Ecuador’s new leftist president has decided not to renew a bilateral investment treaty with the United States, the country’s foreign minister said Monday, just days before a senior US official is due to visit.
When Bolivian President Evo Morales took office in January 2006, he pledged to follow through on his campaign pledge to increase Bolivians’ share of revenues from their major source of foreign income, natural gas. International gas companies, however, threatened to sue. Previous Bolivian governments had signed a flurry of bilateral investment treaties that gave foreign investors the right to bypass domestic courts and file such lawsuits through international tribunals. Morales complained that these rules made him feel like a “prisoner” in the presidential palace.
Presidents including Ecuador’s Rafael Correa, Venezuela’s Hugo Chavez and Bolivia’s Evo Morales are bypassing the US in reaching trade accords and strengthening diplomatic and commercial ties with nations that compete with, or are hostile toward, US interests.
When Ecuadorians went to the polls on Nov. 26 they collectively said no to neoliberalism as they voted overwhelmingly for maverick candidate Rafael Correa over billionaire banana tycoon Alvaro Noboa.
The Bush administration said Wednesday it will renegotiate the language covering labor rights in free trade agreements it has reached with Peru, Colombia and Panama, in order to get the deals approved by the new Democratic Congress. The three countries have already been notified.
Correa’s government officially announced that Ecuador is not interested at the moment to negotiate a free trade agreement (FTA) with the US.
Ecuador will refrain from signing a free trade agreement with the United States and will not renew the agreement for use of Manta Air Base by the US military, confirmed President-Elect Rafael Correa Thursday.
The country is split over a possible permanent trade deal with the US.
Ecuador’s President-elect Rafael Correa said Sunday that he will not sign a free trade agreement with the United States. "We don’t have a national currency, we have the dollar," he told Radioprogramas. "If as a result of the agreement, Peru and Colombia have a problem in the external sector, they reduce the currency’s value and correct the imbalance. Ecuador can’t do that and the consequences could be incalculable."
Ecuador’s President-elect Rafael Correa said Sunday that he will not sign a free trade agreement with the United States but will seek extended trade preferences under an anti-drug agreement.
Canada has proposed starting official talks with Ecuador on a bilateral free-trade agreement before the end of 2006, the Andean nation’s Foreign Ministry said Friday in a press statement.
In many ways, the flower industry in Ecuador put this small town on the map. Now, just as quickly, it may be erasing it.
US-based Occidental Petroleum Corporation (OXY) has dropped a compensation claim against Ecuador’s state oil company Petroecuador in a move that analysts said may strengthen the oil firm’s case against the government.
Ecuadorian President Alfredo Palacio has rejected arbitration against his nation for annulling in May the contract with US Oxy oil company that operated there.

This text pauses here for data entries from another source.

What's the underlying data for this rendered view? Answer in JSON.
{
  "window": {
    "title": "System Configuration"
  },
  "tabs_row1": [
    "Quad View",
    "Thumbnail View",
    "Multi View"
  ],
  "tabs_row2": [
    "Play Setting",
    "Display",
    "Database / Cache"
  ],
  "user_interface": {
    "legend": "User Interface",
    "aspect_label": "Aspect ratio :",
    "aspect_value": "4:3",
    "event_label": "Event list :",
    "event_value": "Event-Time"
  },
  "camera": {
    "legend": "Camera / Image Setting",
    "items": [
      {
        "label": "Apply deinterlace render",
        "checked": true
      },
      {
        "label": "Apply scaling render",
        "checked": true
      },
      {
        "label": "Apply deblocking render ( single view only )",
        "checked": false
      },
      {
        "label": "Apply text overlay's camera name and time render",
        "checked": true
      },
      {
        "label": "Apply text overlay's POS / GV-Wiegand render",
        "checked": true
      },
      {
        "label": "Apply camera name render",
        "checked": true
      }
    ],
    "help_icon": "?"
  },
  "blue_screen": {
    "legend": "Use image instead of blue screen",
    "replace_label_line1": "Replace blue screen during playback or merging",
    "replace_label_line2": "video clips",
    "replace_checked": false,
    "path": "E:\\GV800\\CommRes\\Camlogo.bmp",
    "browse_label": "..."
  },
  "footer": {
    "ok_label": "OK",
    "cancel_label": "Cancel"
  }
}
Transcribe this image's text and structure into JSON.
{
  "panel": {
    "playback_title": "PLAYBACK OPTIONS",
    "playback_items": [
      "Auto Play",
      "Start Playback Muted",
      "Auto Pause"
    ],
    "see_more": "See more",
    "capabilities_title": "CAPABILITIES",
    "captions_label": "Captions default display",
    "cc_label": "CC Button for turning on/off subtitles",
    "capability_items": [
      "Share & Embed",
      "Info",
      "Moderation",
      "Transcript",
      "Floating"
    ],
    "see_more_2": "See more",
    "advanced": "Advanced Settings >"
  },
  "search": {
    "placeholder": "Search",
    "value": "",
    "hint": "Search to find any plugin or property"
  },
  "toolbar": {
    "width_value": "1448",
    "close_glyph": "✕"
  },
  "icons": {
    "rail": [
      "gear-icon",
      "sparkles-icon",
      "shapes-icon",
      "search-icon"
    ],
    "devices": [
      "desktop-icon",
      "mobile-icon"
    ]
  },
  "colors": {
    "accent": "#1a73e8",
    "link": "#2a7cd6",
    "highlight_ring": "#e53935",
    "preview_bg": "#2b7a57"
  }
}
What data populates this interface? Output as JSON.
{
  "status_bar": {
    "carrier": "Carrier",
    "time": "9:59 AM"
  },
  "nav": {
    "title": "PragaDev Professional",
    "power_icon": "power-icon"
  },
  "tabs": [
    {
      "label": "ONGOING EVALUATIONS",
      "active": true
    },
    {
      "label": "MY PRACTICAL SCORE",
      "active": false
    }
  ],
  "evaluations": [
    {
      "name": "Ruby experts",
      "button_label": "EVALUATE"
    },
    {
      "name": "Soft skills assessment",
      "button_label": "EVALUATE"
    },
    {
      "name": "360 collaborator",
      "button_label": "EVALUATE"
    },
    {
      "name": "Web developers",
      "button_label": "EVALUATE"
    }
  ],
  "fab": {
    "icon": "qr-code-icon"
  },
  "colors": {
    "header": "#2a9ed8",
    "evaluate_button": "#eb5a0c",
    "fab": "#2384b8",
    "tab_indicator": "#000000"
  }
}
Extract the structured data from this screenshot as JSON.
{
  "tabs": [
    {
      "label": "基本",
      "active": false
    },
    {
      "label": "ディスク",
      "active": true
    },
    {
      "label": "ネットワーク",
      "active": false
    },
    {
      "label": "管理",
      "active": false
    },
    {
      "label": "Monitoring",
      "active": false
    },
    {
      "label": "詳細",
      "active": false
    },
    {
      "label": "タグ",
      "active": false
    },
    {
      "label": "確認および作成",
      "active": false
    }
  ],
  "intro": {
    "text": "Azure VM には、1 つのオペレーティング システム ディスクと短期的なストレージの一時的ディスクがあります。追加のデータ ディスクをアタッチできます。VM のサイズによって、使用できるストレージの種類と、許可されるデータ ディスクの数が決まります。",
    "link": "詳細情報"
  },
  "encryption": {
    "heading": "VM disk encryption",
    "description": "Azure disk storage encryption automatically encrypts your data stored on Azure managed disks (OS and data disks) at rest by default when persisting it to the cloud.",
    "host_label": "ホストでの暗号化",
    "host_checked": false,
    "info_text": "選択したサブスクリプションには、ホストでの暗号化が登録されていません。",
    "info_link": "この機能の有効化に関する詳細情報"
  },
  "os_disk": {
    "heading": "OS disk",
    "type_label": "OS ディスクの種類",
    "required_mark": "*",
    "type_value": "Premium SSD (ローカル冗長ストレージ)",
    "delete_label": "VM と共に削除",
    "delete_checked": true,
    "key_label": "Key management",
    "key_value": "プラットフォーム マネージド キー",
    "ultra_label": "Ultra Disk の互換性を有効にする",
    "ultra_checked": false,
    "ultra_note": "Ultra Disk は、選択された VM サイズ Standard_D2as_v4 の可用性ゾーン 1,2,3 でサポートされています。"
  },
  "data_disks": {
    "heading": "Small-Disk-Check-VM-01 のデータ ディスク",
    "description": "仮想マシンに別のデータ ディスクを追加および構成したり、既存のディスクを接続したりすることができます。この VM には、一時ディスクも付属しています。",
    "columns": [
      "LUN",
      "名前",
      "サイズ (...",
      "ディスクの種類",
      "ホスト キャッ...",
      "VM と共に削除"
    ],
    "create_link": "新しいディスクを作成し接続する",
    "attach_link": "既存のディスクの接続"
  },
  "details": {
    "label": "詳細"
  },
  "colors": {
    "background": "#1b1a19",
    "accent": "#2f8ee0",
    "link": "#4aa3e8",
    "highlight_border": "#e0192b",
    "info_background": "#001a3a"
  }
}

An international arbitration court has rejected a request by Occidental Petroleum Corp. to stop Ecuador from seizing its assets in the Andean country, a government official said on Tuesday.
The outcome of Occidental Petroleum’s latest dispute with Ecuador will be an important test of the effectiveness of BITs in protecting overseas investor rights in volatile political climates.
The foreign ministers of the Andean Community of Nations (CAN) forged ahead in attempts to quiet fears of an imminent collapse of the bloc following Venezuela’s withdrawal, despite member-country political differences that were all too evident at the regional summit.
More fall out from the Ecuador-Oxy clash: things went from bad to worse for Ecuador-US Free Trade negotiations when Ecuador’s Minister of Finance, Jorge Illingworth and his successor, Manuel Chiriboga both resigned.
The Ministers of Health of ten South American countries issued a
joint declaration on intellectual property committing themselves to
avoid "TRIPS plus" provisions in bilateral and regional trade agreements,
to facilitate the use of compulsory licensing and parallel importing and to
avoid broadening the scope of patentability and the extension of
Showing the door to Occidental Petroleum (Oxy) and scuttling US free trade negotiations have long been agenda priorities for Ecuadorian social movements and political sectors. But following government steps that have all but made these goals a reality, the atmosphere seems more anxious than celebratory.